JRH: Fed policy is a lot like treating withdrawal symptoms for a heroin addict by shooting him up with another dose of heroine. It doesn’t actually help the patient get better, it only makes the withdrawal symptoms go away for a bit while actually prolonging his addiction and making it all that much worse in the long run.
In this analogy, of course, Wall Street is the heroin addict. If the Fed stops shooting up the patient, the withdrawal symptoms will begin.
In my opinion, the Fed is bluffing when it says it is going to start unwinding its balance sheet and allowing interest rates to rise. Simply stated, it cannot do so, and I think they know it. As rates rise, the malinvestment the Fed’s low rate policy has caused will begin to reveal itself, whether in the stock market, housing, or the bond market itself. The inevitable bust will be ushered in.
Also, business cycle aside, with its enormous amount of debt, the government cannot afford to allow interest rates to rise.
The Fed’s strategy at this point is to try to inch rates up just enough so that when the crash does come, they still have some room to maneuver. That is, they want to be able to respond to a recession by pushing rates down. They are trying to regain some leverage in that respect. It’s possible that we will see the negative interest rates in the future in the US, as we’ve seen in Europe. This bizarre phenomenon, where lenders pay borrowers for the use of the lenders’ money (like having to pay the bank to keep your dollars in a savings account, rather than the bank paying you interest), could never happen in a free market. It’s a consequence of massive government intervention and attempts to centrally plan the economy by engaging in price fixing of the rate of interest.
DDB: Going across the pond, with Brexit still in the process of being fully actualized, in what ways is Britain better/worse off than they were before economically? Are their parties in the EU that may attempt to punish the British for leaving the European Project?
JRH: I haven’t paid close enough attention to Britain’s economy to be able to offer an assessment of the pros and cons of having left the EU, in economic terms. There were threats to punish Britain for doing so, though I don’t know that any of these have been carried out by the EU or member states. But the bottom line is that Britain now is able to exercise more economic independence, which is a good thing. The more decentralized, the better. Central planning of the economy simply does not work.
The central fallacy of central planning is the assumption that government bureaucrats making decisions at best arbitrarily (assuming no corruption or ulterior motives) know better than the market with its pricing system how to efficiently direct scarce resources toward productive ends as defined by the will of consumers, which is to say by all of us.
There is no purer form of democracy than the free market. Whereas the market represents individuals engaging in voluntary exchange for mutual benefit, state interventionism and central planning represent the use or threat of force to expropriate resources for redistribution that benefits one group of individuals at the expense of another large portion of society.
Of course, Britain, like the US, has a very long way to go on the road to individual liberty and true economic prosperity.
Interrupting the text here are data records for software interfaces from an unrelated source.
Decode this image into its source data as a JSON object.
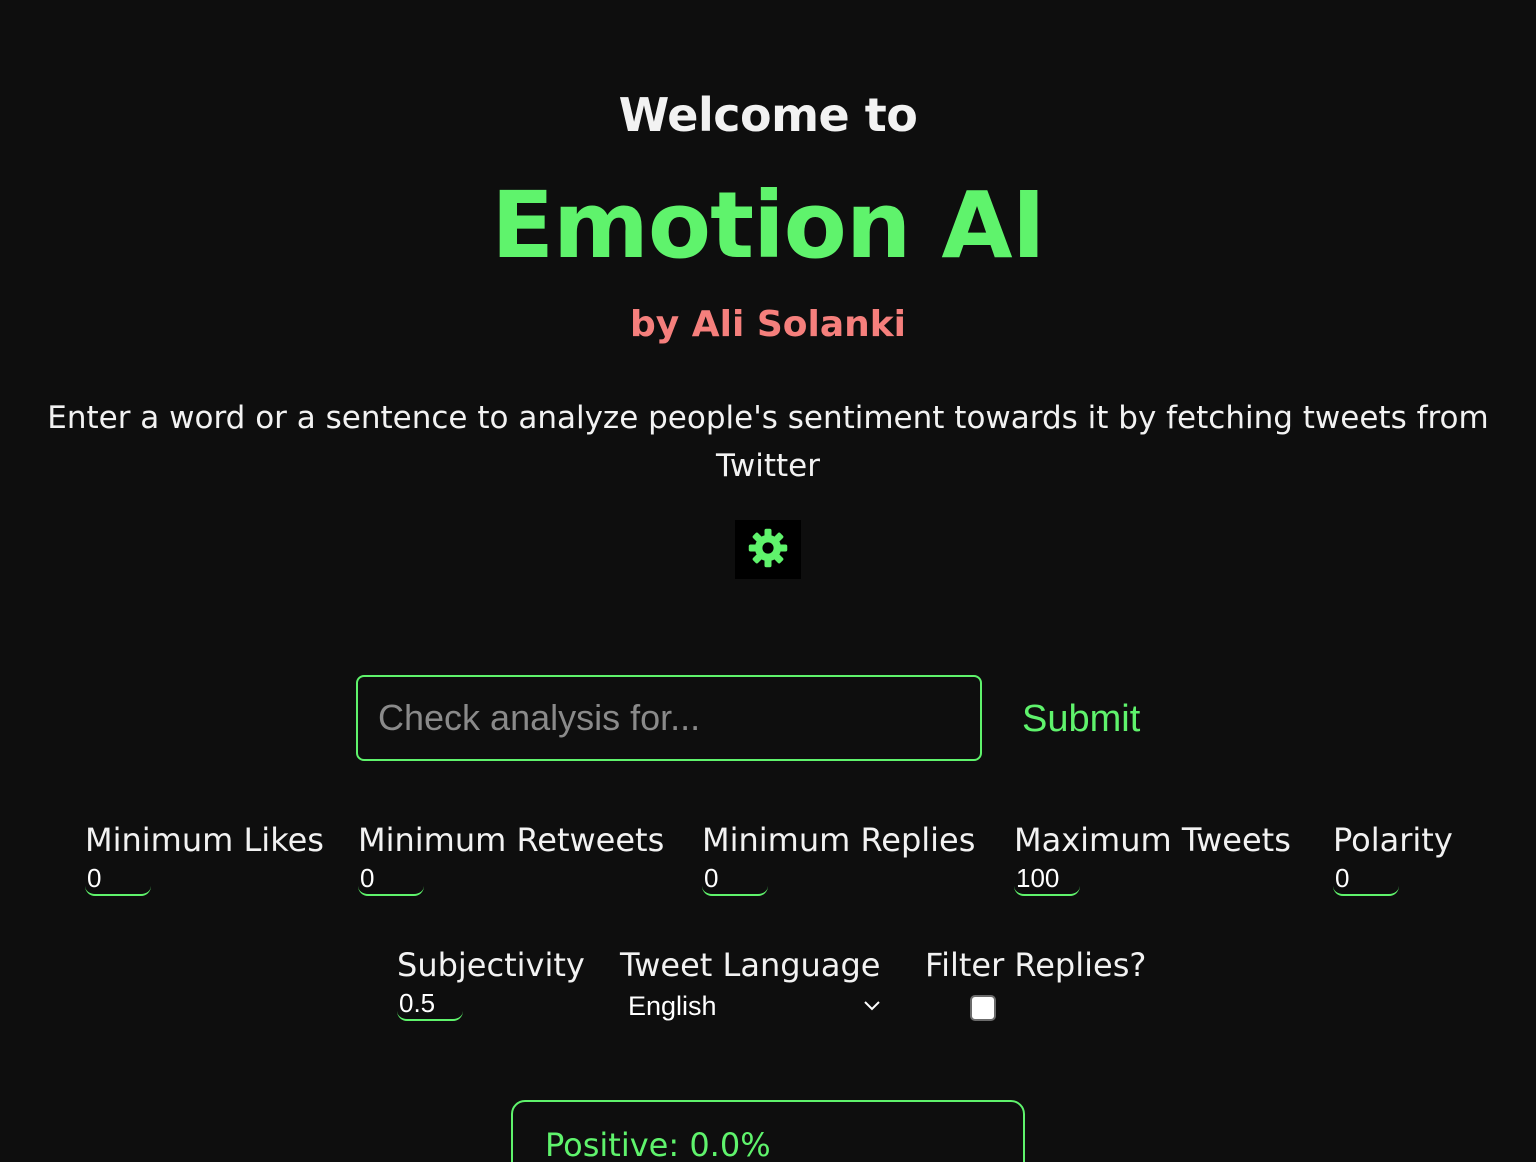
{
  "header": {
    "welcome": "Welcome to",
    "app_name": "Emotion AI",
    "byline": "by Ali Solanki",
    "description": "Enter a word or a sentence to analyze people's sentiment towards it by fetching tweets from Twitter"
  },
  "settings": {
    "icon": "gear-icon",
    "color": "#5ff36c"
  },
  "search": {
    "placeholder": "Check analysis for...",
    "value": "",
    "submit_label": "Submit"
  },
  "filters": {
    "min_likes": {
      "label": "Minimum Likes",
      "value": "0"
    },
    "min_retweets": {
      "label": "Minimum Retweets",
      "value": "0"
    },
    "min_replies": {
      "label": "Minimum Replies",
      "value": "0"
    },
    "max_tweets": {
      "label": "Maximum Tweets",
      "value": "100"
    },
    "polarity": {
      "label": "Polarity",
      "value": "0"
    },
    "subjectivity": {
      "label": "Subjectivity",
      "value": "0.5"
    },
    "language": {
      "label": "Tweet Language",
      "value": "English"
    },
    "filter_replies": {
      "label": "Filter Replies?",
      "checked": false
    }
  },
  "results": {
    "positive": "Positive: 0.0%"
  },
  "colors": {
    "background": "#0e0e0e",
    "accent": "#5ff36c",
    "byline": "#f57f7c",
    "text": "#f2f2f2"
  }
}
Devon Douglas-Bowers is a 22-year-old independent writer and researcher. He is the Politics & Government Department chair at the Hampton Institute, and holds a BA in Political Science from Fairleigh Dickinson University. He has been featured in a number of online publications such as Truthout and Foreign Policy Journal. He hosts the Hampton Institute’s bi-monthly podcast, “A Different Lens.”